States Begin Reacting to Health Reform’s Expansion to Medicaid
About a week ago, the Supreme Court voted to uphold the Affordable Care Act. Much attention was focused on the individual health insurance mandate, which was kept intact as a tax.
One major provision of the law was weakened, though: a set of expansions to eligibility for Medicaid, the federally-supported, state-administered health insurance program for low-income individuals and other groups. Originally, states were required to broaden eligibility for the program to include all adults with incomes up to 133% of the federal poverty level, or risk losing their federal funding for Medicaid. According to the Supreme Court, however, the federal government could not tie existing funds to the new eligibility rules – only new funds. This means, essentially, that states can choose whether or not to expand their Medicaid programs.
Between 2014 and 2016, states that do expand eligibility will receive 100% of the funding needed to do so from the federal government. Between 2017 and 2020, that percentage will slowly decrease to 90%, where it will remain for the foreseeable future.
In the week or so since the ruling, states have started to make their decisions on Medicaid expansion. According to an interactive map and commentary by Maura Calsyn and Emily Oshima of the Center for American Progress, 12 states (California, Connecticut, Hawaii, Illinois, Maryland, Massachusetts, Minnesota, New York, Oregon, Rhode Island, Vermont, and Washington) have committed to expanding eligibility and 7 states (Florida, Iowa, Kansas, Louisiana, Nebraska, South Carolina, and Wisconsin) have declined the extra funding. The remaining states and the District of Columbia have yet to decide.

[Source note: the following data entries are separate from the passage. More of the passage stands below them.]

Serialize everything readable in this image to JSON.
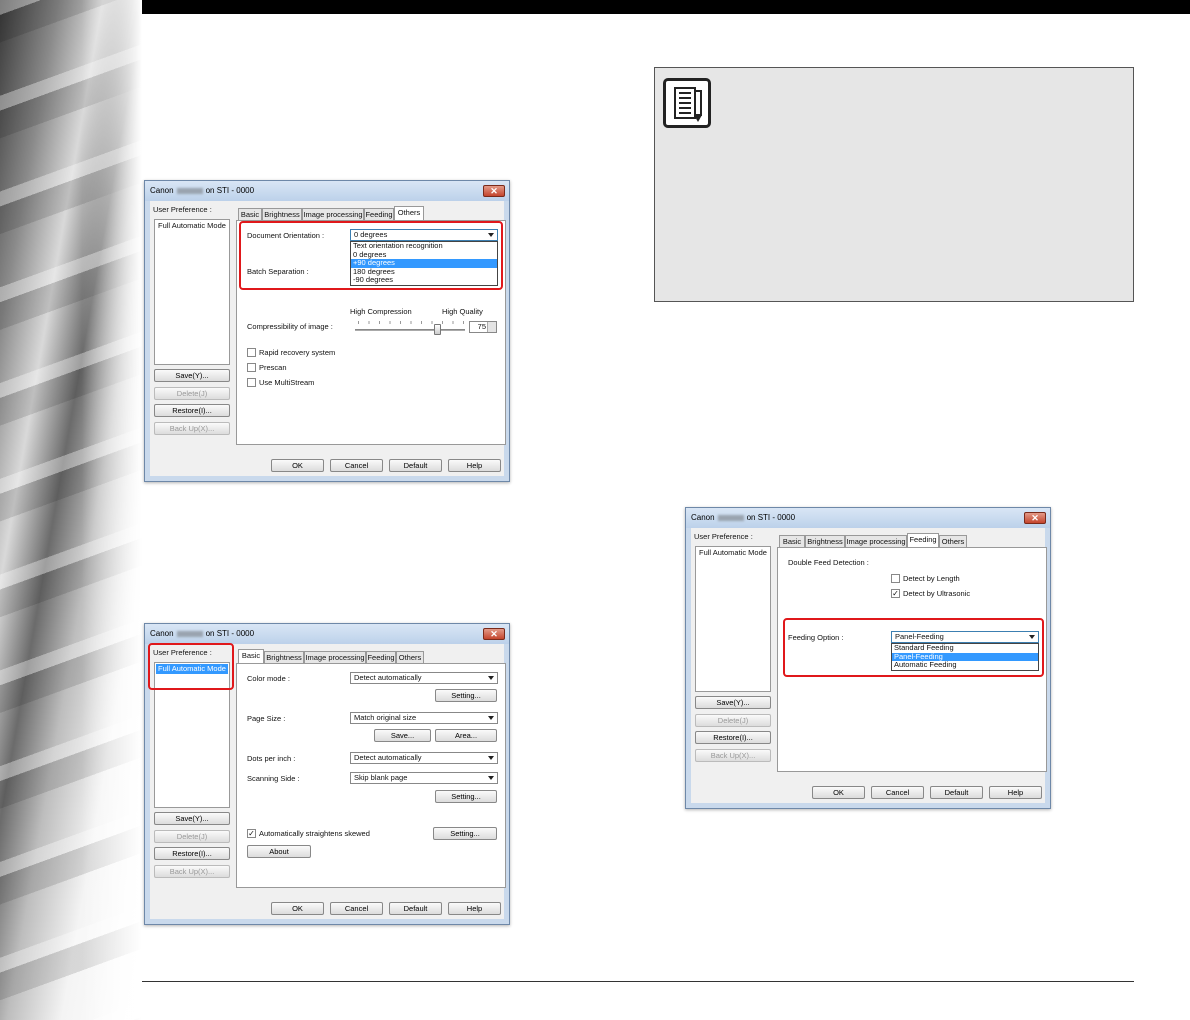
{
  "dialog_title": {
    "prefix": "Canon",
    "suffix": "on STI - 0000",
    "close": "✕"
  },
  "common": {
    "user_preference": "User Preference :",
    "preset_item": "Full Automatic Mode",
    "save": "Save(Y)...",
    "delete": "Delete(J)",
    "restore": "Restore(I)...",
    "backup": "Back Up(X)...",
    "ok": "OK",
    "cancel": "Cancel",
    "default": "Default",
    "help": "Help"
  },
  "tabs": [
    "Basic",
    "Brightness",
    "Image processing",
    "Feeding",
    "Others"
  ],
  "dialog1": {
    "active_tab": "Others",
    "doc_orientation_label": "Document Orientation :",
    "doc_orientation_value": "0 degrees",
    "orientation_options": [
      "Text orientation recognition",
      "0 degrees",
      "+90 degrees",
      "180 degrees",
      "-90 degrees"
    ],
    "orientation_selected_index": 2,
    "batch_separation_label": "Batch Separation :",
    "high_compression": "High Compression",
    "high_quality": "High Quality",
    "compressibility_label": "Compressibility of image :",
    "compressibility_value": "75",
    "compressibility_level": 0.75,
    "rapid_recovery": "Rapid recovery system",
    "prescan": "Prescan",
    "multistream": "Use MultiStream"
  },
  "dialog2": {
    "active_tab": "Basic",
    "color_mode_label": "Color mode :",
    "color_mode_value": "Detect automatically",
    "setting": "Setting...",
    "page_size_label": "Page Size :",
    "page_size_value": "Match original size",
    "save_btn": "Save...",
    "area_btn": "Area...",
    "dpi_label": "Dots per inch :",
    "dpi_value": "Detect automatically",
    "scanning_side_label": "Scanning Side :",
    "scanning_side_value": "Skip blank page",
    "straighten": "Automatically straightens skewed",
    "about": "About"
  },
  "dialog3": {
    "active_tab": "Feeding",
    "double_feed_label": "Double Feed Detection :",
    "detect_length": "Detect by Length",
    "detect_ultrasonic": "Detect by Ultrasonic",
    "feeding_option_label": "Feeding Option :",
    "feeding_value": "Panel-Feeding",
    "feeding_options": [
      "Standard Feeding",
      "Panel-Feeding",
      "Automatic Feeding"
    ],
    "feeding_selected_index": 1
  }
}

Originally, when states were required to expand Medicaid eligibility, an estimated 17 million people would gain insurance coverage in the next ten years. Now, that number depends on each state’s decision on this issue.
According to an article by Phil Galewitz of Kaiser Health News, Medicaid expansion is already becoming a campaign issue in upcoming gubernatorial elections. Eleven states will be electing a governor this year, and in states where a Democrat has a chance to win, the health law and its impact on Medicaid are likely to play a role.